I’m from the UK and our traditional culture enthusiastically embraces alcohol. Just as Eskimos have 100 different words for snow, we in England and Scotland certainly understand and can sometimes articulate in every manifold dialect of hangover.

I also have a theory that being hungover is a sort of simulation of the kind of attrition that warfare inflicts on the human individual. So if you are Viking-descended, but not allowed to train all the time in combat, because your folks are poor and can’t underwrite the possibility you might hurt the progeny of a more important family; maybe you can still harden yourself to the demands of a military expedition by partying hard tonight and laughing through the pain of the next morning.
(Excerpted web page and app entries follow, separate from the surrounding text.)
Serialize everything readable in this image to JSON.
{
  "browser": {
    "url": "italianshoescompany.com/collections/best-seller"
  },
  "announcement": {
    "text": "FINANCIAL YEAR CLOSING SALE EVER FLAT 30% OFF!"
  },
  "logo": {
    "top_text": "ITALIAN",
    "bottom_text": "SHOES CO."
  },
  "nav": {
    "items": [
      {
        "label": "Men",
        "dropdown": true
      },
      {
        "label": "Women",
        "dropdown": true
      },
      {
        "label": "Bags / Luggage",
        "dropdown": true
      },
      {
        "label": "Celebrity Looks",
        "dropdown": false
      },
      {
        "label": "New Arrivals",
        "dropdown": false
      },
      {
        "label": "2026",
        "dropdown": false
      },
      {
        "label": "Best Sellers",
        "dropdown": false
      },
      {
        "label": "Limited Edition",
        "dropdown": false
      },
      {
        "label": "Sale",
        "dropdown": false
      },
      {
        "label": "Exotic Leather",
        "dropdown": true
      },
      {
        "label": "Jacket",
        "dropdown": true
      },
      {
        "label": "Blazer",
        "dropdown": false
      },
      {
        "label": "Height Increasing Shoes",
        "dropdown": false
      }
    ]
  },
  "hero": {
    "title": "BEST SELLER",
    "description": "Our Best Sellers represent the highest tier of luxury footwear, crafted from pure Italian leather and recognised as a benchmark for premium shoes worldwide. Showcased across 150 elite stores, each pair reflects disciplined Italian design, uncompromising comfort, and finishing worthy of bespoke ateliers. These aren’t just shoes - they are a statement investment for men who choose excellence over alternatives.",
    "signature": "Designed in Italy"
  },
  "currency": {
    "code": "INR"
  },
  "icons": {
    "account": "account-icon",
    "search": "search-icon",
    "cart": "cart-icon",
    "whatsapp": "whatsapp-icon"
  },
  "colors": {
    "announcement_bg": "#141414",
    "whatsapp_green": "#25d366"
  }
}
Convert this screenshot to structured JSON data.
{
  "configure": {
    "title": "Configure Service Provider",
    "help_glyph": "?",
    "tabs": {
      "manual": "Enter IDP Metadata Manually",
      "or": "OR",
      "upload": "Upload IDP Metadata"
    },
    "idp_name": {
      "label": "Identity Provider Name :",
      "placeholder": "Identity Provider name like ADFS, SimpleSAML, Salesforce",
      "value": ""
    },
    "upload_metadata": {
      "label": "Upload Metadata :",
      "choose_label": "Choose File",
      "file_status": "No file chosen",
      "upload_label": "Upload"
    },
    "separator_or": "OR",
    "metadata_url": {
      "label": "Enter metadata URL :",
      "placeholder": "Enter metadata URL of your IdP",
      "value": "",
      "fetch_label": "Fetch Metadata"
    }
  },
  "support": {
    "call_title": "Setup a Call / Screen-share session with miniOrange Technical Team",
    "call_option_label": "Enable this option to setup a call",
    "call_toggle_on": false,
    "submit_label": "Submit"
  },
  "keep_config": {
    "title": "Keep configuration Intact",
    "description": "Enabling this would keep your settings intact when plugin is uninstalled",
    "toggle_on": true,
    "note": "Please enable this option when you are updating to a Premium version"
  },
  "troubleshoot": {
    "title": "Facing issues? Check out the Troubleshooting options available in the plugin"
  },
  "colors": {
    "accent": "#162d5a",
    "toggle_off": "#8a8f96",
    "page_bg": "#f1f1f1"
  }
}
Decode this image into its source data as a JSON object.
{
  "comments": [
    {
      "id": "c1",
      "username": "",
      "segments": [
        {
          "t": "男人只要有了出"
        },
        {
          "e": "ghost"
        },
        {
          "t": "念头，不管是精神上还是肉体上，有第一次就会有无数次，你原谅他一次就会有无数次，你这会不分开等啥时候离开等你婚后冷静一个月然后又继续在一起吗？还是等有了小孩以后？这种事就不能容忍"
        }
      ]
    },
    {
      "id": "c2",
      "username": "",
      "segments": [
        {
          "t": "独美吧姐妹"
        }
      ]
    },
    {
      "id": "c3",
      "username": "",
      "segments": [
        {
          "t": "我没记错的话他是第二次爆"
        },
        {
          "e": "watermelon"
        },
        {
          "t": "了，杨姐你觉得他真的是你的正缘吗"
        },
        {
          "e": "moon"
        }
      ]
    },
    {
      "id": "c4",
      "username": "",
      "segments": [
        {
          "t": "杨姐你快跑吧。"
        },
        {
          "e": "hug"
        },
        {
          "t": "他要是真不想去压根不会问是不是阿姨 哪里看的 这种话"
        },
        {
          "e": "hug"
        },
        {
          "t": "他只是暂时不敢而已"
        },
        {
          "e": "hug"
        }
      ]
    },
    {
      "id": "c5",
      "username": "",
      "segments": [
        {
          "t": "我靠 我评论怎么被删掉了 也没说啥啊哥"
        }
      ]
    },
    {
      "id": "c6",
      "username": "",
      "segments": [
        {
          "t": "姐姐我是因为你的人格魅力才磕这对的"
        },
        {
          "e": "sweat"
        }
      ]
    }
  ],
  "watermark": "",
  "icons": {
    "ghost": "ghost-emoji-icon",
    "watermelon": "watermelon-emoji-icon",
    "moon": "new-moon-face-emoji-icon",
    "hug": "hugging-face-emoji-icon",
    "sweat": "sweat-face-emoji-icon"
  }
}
I think the trick is never to let the drunk-writer write cheques the drunk-coder can’t cash :grin:


Hell, this happens to sober-writer-me on the regular.


I like my coffee really strong and then I add heavy whipping cream and liquid Sucralose. Daily brew is Folgers “dark silk” with some cinnamon sprinkled on the grounds, but on special occasions I will brew Green Mountain’s “Dark Magic” blend.

I usually nurse a tall cup of coffee throughout my daytime work at home shift and occasionally have an evening cup if I don’t need to go to sleep and wake up early.


Somehow I had a feeling that you’d like strong coffee! That sounds delicious, though, with the whipping cream. I haven’t heard of sprinkling cinnamon over grounds before, but that’s intriguing.